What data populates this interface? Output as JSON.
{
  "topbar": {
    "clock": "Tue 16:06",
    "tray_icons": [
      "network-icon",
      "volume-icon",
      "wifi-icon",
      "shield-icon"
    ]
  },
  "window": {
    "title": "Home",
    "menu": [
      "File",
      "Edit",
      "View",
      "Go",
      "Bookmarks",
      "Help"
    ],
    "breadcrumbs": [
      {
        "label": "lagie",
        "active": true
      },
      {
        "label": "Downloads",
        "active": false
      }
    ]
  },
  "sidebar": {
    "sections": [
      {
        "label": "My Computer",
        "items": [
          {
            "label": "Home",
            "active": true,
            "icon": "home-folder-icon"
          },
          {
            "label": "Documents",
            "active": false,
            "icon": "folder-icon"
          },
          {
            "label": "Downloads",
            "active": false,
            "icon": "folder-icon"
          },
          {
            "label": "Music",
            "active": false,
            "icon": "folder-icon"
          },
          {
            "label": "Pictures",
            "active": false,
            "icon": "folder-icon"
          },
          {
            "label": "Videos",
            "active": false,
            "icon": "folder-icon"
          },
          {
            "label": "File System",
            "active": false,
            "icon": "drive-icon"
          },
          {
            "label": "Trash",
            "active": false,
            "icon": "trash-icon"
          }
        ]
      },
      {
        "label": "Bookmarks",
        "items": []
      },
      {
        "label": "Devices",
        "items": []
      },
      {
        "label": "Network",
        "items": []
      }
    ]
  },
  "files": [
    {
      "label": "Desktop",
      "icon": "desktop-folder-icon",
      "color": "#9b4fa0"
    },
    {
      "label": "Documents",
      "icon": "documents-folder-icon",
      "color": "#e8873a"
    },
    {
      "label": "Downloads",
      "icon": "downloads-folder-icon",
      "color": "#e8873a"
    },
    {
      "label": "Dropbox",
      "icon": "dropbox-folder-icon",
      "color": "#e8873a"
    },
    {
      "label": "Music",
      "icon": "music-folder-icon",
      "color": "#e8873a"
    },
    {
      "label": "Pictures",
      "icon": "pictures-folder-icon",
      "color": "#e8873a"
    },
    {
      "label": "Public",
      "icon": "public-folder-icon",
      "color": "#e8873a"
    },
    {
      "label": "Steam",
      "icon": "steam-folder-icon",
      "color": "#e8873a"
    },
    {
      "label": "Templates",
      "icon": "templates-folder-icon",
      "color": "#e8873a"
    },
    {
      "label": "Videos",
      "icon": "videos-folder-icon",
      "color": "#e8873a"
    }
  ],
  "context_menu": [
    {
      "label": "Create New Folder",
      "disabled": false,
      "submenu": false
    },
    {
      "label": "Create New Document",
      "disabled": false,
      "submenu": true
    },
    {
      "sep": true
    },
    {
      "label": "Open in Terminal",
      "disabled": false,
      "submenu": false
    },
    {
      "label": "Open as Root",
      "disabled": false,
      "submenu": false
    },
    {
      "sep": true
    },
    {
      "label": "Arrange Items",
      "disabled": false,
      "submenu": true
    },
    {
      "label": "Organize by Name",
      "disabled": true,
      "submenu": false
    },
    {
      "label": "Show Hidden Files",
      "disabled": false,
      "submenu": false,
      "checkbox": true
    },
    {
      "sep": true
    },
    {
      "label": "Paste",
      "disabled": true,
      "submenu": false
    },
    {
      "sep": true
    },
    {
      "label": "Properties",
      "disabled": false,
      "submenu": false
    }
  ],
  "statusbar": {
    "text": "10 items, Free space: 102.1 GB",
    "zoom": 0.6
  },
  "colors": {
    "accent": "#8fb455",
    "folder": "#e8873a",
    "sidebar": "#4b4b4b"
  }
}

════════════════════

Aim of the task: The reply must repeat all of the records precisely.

Your response:
What data populates this interface? Output as JSON.
{
  "topbar": {
    "clock": "Tue 16:06",
    "tray_icons": [
      "network-icon",
      "volume-icon",
      "wifi-icon",
      "shield-icon"
    ]
  },
  "window": {
    "title": "Home",
    "menu": [
      "File",
      "Edit",
      "View",
      "Go",
      "Bookmarks",
      "Help"
    ],
    "breadcrumbs": [
      {
        "label": "lagie",
        "active": true
      },
      {
        "label": "Downloads",
        "active": false
      }
    ]
  },
  "sidebar": {
    "sections": [
      {
        "label": "My Computer",
        "items": [
          {
            "label": "Home",
            "active": true,
            "icon": "home-folder-icon"
          },
          {
            "label": "Documents",
            "active": false,
            "icon": "folder-icon"
          },
          {
            "label": "Downloads",
            "active": false,
            "icon": "folder-icon"
          },
          {
            "label": "Music",
            "active": false,
            "icon": "folder-icon"
          },
          {
            "label": "Pictures",
            "active": false,
            "icon": "folder-icon"
          },
          {
            "label": "Videos",
            "active": false,
            "icon": "folder-icon"
          },
          {
            "label": "File System",
            "active": false,
            "icon": "drive-icon"
          },
          {
            "label": "Trash",
            "active": false,
            "icon": "trash-icon"
          }
        ]
      },
      {
        "label": "Bookmarks",
        "items": []
      },
      {
        "label": "Devices",
        "items": []
      },
      {
        "label": "Network",
        "items": []
      }
    ]
  },
  "files": [
    {
      "label": "Desktop",
      "icon": "desktop-folder-icon",
      "color": "#9b4fa0"
    },
    {
      "label": "Documents",
      "icon": "documents-folder-icon",
      "color": "#e8873a"
    },
    {
      "label": "Downloads",
      "icon": "downloads-folder-icon",
      "color": "#e8873a"
    },
    {
      "label": "Dropbox",
      "icon": "dropbox-folder-icon",
      "color": "#e8873a"
    },
    {
      "label": "Music",
      "icon": "music-folder-icon",
      "color": "#e8873a"
    },
    {
      "label": "Pictures",
      "icon": "pictures-folder-icon",
      "color": "#e8873a"
    },
    {
      "label": "Public",
      "icon": "public-folder-icon",
      "color": "#e8873a"
    },
    {
      "label": "Steam",
      "icon": "steam-folder-icon",
      "color": "#e8873a"
    },
    {
      "label": "Templates",
      "icon": "templates-folder-icon",
      "color": "#e8873a"
    },
    {
      "label": "Videos",
      "icon": "videos-folder-icon",
      "color": "#e8873a"
    }
  ],
  "context_menu": [
    {
      "label": "Create New Folder",
      "disabled": false,
      "submenu": false
    },
    {
      "label": "Create New Document",
      "disabled": false,
      "submenu": true
    },
    {
      "sep": true
    },
    {
      "label": "Open in Terminal",
      "disabled": false,
      "submenu": false
    },
    {
      "label": "Open as Root",
      "disabled": false,
      "submenu": false
    },
    {
      "sep": true
    },
    {
      "label": "Arrange Items",
      "disabled": false,
      "submenu": true
    },
    {
      "label": "Organize by Name",
      "disabled": true,
      "submenu": false
    },
    {
      "label": "Show Hidden Files",
      "disabled": false,
      "submenu": false,
      "checkbox": true
    },
    {
      "sep": true
    },
    {
      "label": "Paste",
      "disabled": true,
      "submenu": false
    },
    {
      "sep": true
    },
    {
      "label": "Properties",
      "disabled": false,
      "submenu": false
    }
  ],
  "statusbar": {
    "text": "10 items, Free space: 102.1 GB",
    "zoom": 0.6
  },
  "colors": {
    "accent": "#8fb455",
    "folder": "#e8873a",
    "sidebar": "#4b4b4b"
  }
}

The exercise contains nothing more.